*THE DATA*
----------------------------------------
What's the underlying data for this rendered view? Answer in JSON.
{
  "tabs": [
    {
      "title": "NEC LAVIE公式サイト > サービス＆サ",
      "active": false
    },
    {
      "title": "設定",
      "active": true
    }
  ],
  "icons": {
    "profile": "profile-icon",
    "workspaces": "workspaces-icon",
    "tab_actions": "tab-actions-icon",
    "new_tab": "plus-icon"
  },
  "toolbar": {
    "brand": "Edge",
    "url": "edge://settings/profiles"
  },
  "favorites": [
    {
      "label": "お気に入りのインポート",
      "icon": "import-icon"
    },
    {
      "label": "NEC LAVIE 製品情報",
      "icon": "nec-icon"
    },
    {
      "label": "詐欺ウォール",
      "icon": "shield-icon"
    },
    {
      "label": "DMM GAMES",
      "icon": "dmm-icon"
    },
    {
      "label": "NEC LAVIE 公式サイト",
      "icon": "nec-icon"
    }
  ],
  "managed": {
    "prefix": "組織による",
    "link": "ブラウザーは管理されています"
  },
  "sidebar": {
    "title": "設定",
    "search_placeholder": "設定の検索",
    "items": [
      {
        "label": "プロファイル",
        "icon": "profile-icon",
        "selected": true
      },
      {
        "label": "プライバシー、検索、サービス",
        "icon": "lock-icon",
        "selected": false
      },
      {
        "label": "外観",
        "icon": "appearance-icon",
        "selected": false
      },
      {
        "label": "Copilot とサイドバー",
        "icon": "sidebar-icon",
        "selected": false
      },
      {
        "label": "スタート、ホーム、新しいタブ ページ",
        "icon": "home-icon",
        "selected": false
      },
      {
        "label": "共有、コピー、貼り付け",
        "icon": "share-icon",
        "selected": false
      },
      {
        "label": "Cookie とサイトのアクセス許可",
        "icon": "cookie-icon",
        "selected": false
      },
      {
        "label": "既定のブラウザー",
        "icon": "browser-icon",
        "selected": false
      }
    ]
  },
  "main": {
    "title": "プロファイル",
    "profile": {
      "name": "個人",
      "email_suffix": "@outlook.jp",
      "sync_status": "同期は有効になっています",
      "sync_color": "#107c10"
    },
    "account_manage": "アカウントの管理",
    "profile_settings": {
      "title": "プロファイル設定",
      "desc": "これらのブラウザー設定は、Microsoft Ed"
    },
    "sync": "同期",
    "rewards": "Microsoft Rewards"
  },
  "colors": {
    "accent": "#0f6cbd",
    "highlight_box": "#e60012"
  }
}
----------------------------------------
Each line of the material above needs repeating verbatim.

*TASK RESPONSE*
What's the underlying data for this rendered view? Answer in JSON.
{
  "tabs": [
    {
      "title": "NEC LAVIE公式サイト > サービス＆サ",
      "active": false
    },
    {
      "title": "設定",
      "active": true
    }
  ],
  "icons": {
    "profile": "profile-icon",
    "workspaces": "workspaces-icon",
    "tab_actions": "tab-actions-icon",
    "new_tab": "plus-icon"
  },
  "toolbar": {
    "brand": "Edge",
    "url": "edge://settings/profiles"
  },
  "favorites": [
    {
      "label": "お気に入りのインポート",
      "icon": "import-icon"
    },
    {
      "label": "NEC LAVIE 製品情報",
      "icon": "nec-icon"
    },
    {
      "label": "詐欺ウォール",
      "icon": "shield-icon"
    },
    {
      "label": "DMM GAMES",
      "icon": "dmm-icon"
    },
    {
      "label": "NEC LAVIE 公式サイト",
      "icon": "nec-icon"
    }
  ],
  "managed": {
    "prefix": "組織による",
    "link": "ブラウザーは管理されています"
  },
  "sidebar": {
    "title": "設定",
    "search_placeholder": "設定の検索",
    "items": [
      {
        "label": "プロファイル",
        "icon": "profile-icon",
        "selected": true
      },
      {
        "label": "プライバシー、検索、サービス",
        "icon": "lock-icon",
        "selected": false
      },
      {
        "label": "外観",
        "icon": "appearance-icon",
        "selected": false
      },
      {
        "label": "Copilot とサイドバー",
        "icon": "sidebar-icon",
        "selected": false
      },
      {
        "label": "スタート、ホーム、新しいタブ ページ",
        "icon": "home-icon",
        "selected": false
      },
      {
        "label": "共有、コピー、貼り付け",
        "icon": "share-icon",
        "selected": false
      },
      {
        "label": "Cookie とサイトのアクセス許可",
        "icon": "cookie-icon",
        "selected": false
      },
      {
        "label": "既定のブラウザー",
        "icon": "browser-icon",
        "selected": false
      }
    ]
  },
  "main": {
    "title": "プロファイル",
    "profile": {
      "name": "個人",
      "email_suffix": "@outlook.jp",
      "sync_status": "同期は有効になっています",
      "sync_color": "#107c10"
    },
    "account_manage": "アカウントの管理",
    "profile_settings": {
      "title": "プロファイル設定",
      "desc": "これらのブラウザー設定は、Microsoft Ed"
    },
    "sync": "同期",
    "rewards": "Microsoft Rewards"
  },
  "colors": {
    "accent": "#0f6cbd",
    "highlight_box": "#e60012"
  }
}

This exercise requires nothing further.